No cherub, he, this God of Love, this horse with the winged feet, at least until he’s good and ready.
Jockey Rafael Hernandez thought it would be an excellent idea to get God of Love (the horse) closer to the pace on the yielding turf of Woodbine during the 85th running of the $250,000 Cup and Saucer Stakes on Oct. 10.
But God of Love would have none of it. “Nah,” he told Hernandez in so many ways, mainly in lagging at the back of the field behind a throng. It didn’t help that he hopped at the start.
Okay, thought Hernandez, plan B would be to make one big run with him. But he would have to go around the lot. And hope traffic wouldn’t interfere.

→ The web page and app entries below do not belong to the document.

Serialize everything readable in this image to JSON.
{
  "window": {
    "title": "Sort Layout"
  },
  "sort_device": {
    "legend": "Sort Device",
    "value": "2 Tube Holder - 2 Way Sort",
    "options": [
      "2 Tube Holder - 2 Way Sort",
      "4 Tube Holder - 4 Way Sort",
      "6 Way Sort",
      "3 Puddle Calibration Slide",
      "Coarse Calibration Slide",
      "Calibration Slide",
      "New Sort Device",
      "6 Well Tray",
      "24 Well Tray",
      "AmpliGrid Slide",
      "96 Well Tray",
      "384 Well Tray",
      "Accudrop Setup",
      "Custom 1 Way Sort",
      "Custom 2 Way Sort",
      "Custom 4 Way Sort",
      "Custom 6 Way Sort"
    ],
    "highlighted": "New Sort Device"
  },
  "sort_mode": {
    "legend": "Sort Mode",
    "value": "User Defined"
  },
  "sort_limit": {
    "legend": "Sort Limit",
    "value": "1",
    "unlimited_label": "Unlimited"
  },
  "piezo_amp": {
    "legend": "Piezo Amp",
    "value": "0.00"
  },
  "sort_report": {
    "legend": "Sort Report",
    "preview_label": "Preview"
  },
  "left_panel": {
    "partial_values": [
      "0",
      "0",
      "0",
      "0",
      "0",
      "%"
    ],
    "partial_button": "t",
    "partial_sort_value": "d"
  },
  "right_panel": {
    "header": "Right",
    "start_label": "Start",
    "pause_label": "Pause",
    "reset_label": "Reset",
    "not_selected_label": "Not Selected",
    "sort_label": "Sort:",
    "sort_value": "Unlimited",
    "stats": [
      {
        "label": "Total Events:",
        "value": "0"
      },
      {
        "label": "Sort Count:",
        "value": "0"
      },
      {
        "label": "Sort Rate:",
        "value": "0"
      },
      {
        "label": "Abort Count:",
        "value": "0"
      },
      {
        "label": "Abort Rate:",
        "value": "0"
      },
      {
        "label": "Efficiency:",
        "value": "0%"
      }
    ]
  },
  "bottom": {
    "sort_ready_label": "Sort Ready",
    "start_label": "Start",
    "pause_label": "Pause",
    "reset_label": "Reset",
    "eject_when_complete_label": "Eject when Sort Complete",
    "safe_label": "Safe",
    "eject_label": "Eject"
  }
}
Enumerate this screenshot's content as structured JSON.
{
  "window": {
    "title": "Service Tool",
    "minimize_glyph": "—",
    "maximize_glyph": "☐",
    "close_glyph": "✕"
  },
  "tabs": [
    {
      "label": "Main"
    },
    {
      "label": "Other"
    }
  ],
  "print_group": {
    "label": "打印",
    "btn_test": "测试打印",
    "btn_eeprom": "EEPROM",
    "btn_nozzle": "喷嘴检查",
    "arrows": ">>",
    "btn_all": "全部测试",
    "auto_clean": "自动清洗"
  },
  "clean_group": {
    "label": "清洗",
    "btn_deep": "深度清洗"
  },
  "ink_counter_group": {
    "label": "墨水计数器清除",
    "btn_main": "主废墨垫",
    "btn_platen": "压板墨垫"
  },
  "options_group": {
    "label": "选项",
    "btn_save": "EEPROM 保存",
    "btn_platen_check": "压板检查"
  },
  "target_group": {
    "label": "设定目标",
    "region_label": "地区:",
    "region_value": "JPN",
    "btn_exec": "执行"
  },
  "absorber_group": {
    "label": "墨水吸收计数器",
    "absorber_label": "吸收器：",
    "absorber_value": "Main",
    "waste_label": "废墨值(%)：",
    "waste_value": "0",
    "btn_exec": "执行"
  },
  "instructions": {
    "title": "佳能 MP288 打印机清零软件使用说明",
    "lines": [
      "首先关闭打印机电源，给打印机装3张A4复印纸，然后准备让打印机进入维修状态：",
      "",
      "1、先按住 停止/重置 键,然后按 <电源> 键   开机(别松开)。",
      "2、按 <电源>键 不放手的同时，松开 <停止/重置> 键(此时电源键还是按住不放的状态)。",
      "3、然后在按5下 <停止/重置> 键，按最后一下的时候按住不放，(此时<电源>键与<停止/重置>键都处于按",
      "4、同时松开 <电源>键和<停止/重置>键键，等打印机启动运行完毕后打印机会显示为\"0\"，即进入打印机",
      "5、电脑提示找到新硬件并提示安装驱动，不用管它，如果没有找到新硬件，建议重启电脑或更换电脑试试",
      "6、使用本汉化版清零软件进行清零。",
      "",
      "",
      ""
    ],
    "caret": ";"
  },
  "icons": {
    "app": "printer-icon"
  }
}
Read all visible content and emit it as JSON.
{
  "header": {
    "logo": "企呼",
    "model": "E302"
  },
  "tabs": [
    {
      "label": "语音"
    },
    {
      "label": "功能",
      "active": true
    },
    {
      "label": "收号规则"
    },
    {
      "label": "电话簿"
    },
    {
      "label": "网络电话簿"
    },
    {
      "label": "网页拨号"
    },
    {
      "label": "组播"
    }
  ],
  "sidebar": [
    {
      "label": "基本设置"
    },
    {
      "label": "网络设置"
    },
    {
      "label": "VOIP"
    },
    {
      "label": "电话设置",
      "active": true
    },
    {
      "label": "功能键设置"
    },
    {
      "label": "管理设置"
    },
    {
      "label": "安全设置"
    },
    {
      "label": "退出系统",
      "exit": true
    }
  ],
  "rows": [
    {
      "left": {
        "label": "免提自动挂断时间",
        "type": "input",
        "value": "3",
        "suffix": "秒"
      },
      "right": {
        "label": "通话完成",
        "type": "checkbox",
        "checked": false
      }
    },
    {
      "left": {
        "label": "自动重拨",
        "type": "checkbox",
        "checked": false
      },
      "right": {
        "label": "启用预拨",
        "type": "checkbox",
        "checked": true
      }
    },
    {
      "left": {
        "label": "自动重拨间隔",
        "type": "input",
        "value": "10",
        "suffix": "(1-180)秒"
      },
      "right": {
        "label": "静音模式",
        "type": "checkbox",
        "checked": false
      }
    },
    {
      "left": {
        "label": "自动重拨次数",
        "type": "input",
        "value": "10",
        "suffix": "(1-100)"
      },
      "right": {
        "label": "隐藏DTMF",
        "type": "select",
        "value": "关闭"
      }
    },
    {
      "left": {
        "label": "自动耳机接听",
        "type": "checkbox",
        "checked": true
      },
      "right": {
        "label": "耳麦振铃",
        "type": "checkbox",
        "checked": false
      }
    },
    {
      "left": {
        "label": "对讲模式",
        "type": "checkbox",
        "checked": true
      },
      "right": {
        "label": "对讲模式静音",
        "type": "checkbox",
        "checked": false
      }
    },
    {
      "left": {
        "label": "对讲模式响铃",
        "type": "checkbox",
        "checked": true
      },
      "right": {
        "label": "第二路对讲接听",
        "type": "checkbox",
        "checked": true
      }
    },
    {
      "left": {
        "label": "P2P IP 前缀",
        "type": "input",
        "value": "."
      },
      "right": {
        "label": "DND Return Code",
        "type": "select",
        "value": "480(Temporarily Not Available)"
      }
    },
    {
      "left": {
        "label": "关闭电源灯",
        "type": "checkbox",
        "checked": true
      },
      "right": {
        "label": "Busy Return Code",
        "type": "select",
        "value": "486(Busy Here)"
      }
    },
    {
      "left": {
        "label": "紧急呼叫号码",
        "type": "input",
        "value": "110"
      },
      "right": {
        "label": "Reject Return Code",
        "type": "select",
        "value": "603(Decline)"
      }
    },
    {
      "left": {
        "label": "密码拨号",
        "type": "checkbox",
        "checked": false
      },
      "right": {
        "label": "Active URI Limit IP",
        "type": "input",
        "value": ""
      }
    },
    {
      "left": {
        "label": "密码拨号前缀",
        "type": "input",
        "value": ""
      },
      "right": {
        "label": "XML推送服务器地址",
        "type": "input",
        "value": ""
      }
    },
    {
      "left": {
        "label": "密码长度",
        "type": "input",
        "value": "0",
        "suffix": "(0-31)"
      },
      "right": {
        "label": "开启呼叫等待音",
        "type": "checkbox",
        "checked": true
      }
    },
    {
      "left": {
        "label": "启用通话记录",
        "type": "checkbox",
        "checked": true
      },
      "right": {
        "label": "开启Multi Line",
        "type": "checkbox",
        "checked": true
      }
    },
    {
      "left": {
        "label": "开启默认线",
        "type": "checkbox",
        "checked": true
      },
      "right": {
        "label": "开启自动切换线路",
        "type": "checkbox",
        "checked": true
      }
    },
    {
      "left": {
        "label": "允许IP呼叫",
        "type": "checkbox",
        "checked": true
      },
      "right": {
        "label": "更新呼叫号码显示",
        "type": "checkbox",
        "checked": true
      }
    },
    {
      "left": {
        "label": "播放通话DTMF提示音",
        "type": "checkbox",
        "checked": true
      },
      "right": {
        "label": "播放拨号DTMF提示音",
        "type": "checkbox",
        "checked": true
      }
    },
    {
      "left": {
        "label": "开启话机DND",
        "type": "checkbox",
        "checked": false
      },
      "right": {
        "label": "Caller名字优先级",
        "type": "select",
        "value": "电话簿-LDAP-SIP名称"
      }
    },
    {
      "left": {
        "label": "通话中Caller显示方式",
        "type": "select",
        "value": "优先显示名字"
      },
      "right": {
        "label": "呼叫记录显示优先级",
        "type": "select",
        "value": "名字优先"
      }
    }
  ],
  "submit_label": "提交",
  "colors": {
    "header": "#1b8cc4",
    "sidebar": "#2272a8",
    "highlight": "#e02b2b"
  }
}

His stablemate, Fast Feet, he with the Moby Dick eye and splendid ebony coat, took care of the pace, bursting away to set slow fractions of 25.53 seconds for the quarter and 50.44 for the half, making it doubly difficult, of course, for a come-from-behind horse like God of Love to overcome.
Both God of Love and Fast Feet are owned by Gary Barber, movie mogul, although Eclipse Thoroughbred Partners shares ownership with the big chestnut God of Love. (Of course, he’s a son of Cupid, bred by the savvy Bill Graham.) Both are Ontario-bred.
Fast Feet went off as the 7 to 2 favourite, after winning his only start at Woodbine on Sept. 18, leading every step with Kazushi Kimura, who was back in the irons again for the Cup and Saucer.
God of Love was less well regarded at 8 to 1 after a 5 ½-furlong race in which he finished seventh after running wide and showing no rally.
But perhaps he learned something from that. And it seems that he prefers a distance of ground. And 5 ½ furlongs is just a nursery game for him. God of Love was still behind a wall of horses going around the final turn (11 youngsters in the race), but Hernandez persuaded him to start moving. And he did.
Away around the outside of them all he went, although he went inside 6 to 1 shot Hidden Honor and played bumper cars with him at the head of the stretch. But untangled, God of Love moved like a freight train through the stretch, running rather like Zeus might. Moving fastest of all, he charged right past Fast Feet to win by 1 ¾ lengths in 1:47.86 for the 1 1/16-mile distance on the E.P. Taylor turf course.
The clocking was well off the stakes record of 1:41.43 set by Pyramid Park 16 years ago. But it wasn’t a day for records on the yielding turf.
God of Love tore out hunks of turf like nobody else in the race in his monster charge to the wire and paid $17.10 to win.
The rest of the field dealt with: stumbles, traffic problems, bumping incidents. One hit the gate leaving. Poor Chairman Bob, an 8 to 1 son of Society’s Chairman, was forced to run three and four-wide from his outside post and then just stalled, understandably, to finish 10th. (Hidden Honor finished eighth.) Both were trained by Kevin Attard.
The God of Love had to survive a steward’s inquiry (there were five of them in the first eight races), for that bumping at the head of the stretch. But stewards let the results stand. The win gave Hernandez his 10th stakes win of the meet and trainer Mark Casse, his 18th.
And to hustle his way to the phone to talk to judges about the potential infraction, Hernandez surprised everybody by doing a flying dismount from God of Love to get there. It seems since Frankie Dettori appeared at Woodbine a month ago, doing flying dismounts, Woodbine jockeys have become like jumping beans, inspired.
Hernandez did a high, perfect one when he actually made it to the winner’s circle. Woodbine is, after all, the birthplace of the flying dismount, started by the late Avelino Gomez back in the 1960s.
“He just came flying,” Hernandez said of his mount. So did he.